Smoking is one of the worst things you can do for your heart health and one of the most preventable causes of early death in the United States. In addition to putting you at a higher risk of developing atherosclerosis (clogged arteries), which can lead to a stroke or coronary heart disease, it has a negative impact on other risk factors. For instance, smoking regularly can decrease your HDL (good) cholesterol as well as your tolerance for physical activity. Moreover, if you already have a family history of heart disease, smoking can exacerbate your risk level. Even being around someone who smokes can increase your risk of heart disease; a US Surgeon General report found that the risk of lung cancer or heart disease for nonsmokers exposed to secondhand smoke at home or work rises by as much as 30 percent.


  1. Manage Stress Levels.

You can avoid smoking, maintain a healthy diet, and exercise regularly, but you’ll still be at risk of heart disease if you allow stress to control your life. A recent study published in the European Journal of Preventive Cardiology found that work-related pressure is associated with a 48 percent increased risk of atrial fibrillation, which can lead to dementia, stroke, or heart failure, and manifests through symptoms such as weakness, fatigue, palpitations, or dizziness. “People who feel stressed at work and have palpitations or other symptoms of atrial fibrillation should see their doctor and speak to their employer about improving the situation at work,” says Eleonor Fransson, one of the authors of the study.

If you’re unwilling or unable to find a more suitable job or work environment, there are several things you can do outside of work to reduce your stress level. In addition to the following the aforementioned three recommendations, consider cutting back on coffee consumption or making a habit to perform relaxation techniques such as yoga, meditation, or even deep breathing. Getting enough sleep is also an excellent way to lower your risk of heart disease and, in that regard, the AHA suggests aiming for between seven and eight hours per night.

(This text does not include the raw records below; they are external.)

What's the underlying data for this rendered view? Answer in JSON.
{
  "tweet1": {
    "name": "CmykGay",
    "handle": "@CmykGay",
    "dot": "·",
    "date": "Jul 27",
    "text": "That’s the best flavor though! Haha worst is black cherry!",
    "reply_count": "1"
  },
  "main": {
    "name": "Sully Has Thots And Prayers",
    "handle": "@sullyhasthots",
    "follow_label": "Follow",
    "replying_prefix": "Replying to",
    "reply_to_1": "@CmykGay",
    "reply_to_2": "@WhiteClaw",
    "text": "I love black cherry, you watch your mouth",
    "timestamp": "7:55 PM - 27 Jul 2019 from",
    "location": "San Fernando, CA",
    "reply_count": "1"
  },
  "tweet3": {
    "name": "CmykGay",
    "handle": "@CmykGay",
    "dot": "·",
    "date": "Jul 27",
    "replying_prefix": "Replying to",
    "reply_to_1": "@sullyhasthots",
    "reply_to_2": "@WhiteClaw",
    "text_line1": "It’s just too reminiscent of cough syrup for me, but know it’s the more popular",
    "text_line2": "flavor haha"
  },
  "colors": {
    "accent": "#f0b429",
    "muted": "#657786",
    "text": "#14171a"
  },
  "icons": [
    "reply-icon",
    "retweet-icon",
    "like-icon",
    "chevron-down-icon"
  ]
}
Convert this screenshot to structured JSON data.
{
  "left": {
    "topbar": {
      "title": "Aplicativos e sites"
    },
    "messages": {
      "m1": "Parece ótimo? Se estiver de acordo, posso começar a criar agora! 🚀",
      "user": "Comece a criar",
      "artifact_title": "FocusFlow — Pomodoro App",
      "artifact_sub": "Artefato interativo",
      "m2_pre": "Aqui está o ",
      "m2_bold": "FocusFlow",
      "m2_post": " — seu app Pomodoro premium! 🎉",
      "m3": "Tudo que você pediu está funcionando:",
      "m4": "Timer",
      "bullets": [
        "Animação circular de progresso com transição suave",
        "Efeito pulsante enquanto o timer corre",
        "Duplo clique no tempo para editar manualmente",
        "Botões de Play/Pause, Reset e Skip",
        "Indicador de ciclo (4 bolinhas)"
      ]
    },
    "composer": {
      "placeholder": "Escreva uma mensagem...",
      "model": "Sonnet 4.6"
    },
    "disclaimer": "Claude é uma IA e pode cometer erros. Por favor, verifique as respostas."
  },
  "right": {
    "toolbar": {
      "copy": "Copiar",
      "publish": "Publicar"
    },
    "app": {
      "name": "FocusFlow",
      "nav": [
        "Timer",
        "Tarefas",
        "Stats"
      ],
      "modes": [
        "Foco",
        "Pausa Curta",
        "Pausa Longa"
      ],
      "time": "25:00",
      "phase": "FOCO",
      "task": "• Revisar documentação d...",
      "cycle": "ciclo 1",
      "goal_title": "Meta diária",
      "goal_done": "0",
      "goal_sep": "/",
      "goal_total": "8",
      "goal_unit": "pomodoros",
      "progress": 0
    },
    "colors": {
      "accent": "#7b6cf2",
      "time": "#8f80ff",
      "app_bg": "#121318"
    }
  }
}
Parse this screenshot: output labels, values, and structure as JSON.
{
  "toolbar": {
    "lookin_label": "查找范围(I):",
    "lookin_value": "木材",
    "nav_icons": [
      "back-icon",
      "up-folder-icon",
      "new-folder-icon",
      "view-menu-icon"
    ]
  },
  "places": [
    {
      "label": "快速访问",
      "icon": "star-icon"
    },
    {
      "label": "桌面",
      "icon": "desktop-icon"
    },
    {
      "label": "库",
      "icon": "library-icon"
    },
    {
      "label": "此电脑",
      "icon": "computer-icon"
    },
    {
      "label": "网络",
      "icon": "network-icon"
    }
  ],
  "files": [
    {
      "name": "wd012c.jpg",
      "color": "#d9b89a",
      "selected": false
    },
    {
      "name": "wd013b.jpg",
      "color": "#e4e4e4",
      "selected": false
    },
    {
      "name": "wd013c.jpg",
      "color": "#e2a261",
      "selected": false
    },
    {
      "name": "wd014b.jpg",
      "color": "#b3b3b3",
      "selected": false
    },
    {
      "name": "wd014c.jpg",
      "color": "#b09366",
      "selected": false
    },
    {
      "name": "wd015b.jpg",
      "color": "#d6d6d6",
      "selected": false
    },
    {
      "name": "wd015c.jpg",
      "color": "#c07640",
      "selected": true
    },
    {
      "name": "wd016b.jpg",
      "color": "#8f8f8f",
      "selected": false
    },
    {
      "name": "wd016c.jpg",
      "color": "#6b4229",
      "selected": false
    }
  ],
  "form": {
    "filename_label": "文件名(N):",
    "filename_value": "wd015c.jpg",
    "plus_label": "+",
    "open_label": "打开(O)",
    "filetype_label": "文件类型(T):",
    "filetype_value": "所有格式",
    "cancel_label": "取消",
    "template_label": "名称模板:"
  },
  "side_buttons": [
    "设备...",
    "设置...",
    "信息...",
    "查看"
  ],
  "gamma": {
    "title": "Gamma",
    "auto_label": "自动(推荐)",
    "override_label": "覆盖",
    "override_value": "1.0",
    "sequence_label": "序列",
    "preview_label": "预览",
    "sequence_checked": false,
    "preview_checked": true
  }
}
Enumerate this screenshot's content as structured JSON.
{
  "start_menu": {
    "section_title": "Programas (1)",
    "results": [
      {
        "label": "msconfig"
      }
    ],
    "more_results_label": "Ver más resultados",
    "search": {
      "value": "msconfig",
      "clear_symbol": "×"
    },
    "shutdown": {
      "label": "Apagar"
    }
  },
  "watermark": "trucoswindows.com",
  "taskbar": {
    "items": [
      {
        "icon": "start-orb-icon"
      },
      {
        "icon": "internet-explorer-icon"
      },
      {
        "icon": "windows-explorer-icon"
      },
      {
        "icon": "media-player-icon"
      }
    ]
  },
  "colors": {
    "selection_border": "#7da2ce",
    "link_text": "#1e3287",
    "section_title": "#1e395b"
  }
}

Disclaimer: This website contains general information about medical conditions and treatments. This information is not intended or implied to be a substitute for professional medical advice. No guarantee is given regarding the accuracy or validity of any statements or information provided on this website. Do not rely on this information as an alternative to medical advice from your doctor or another professional healthcare provider. You should seek immediate medical attention if you think you are suffering from a medical condition. You should never delay seeking medical advice, disregard medical advice, or discontinue medical treatment because of information on this website.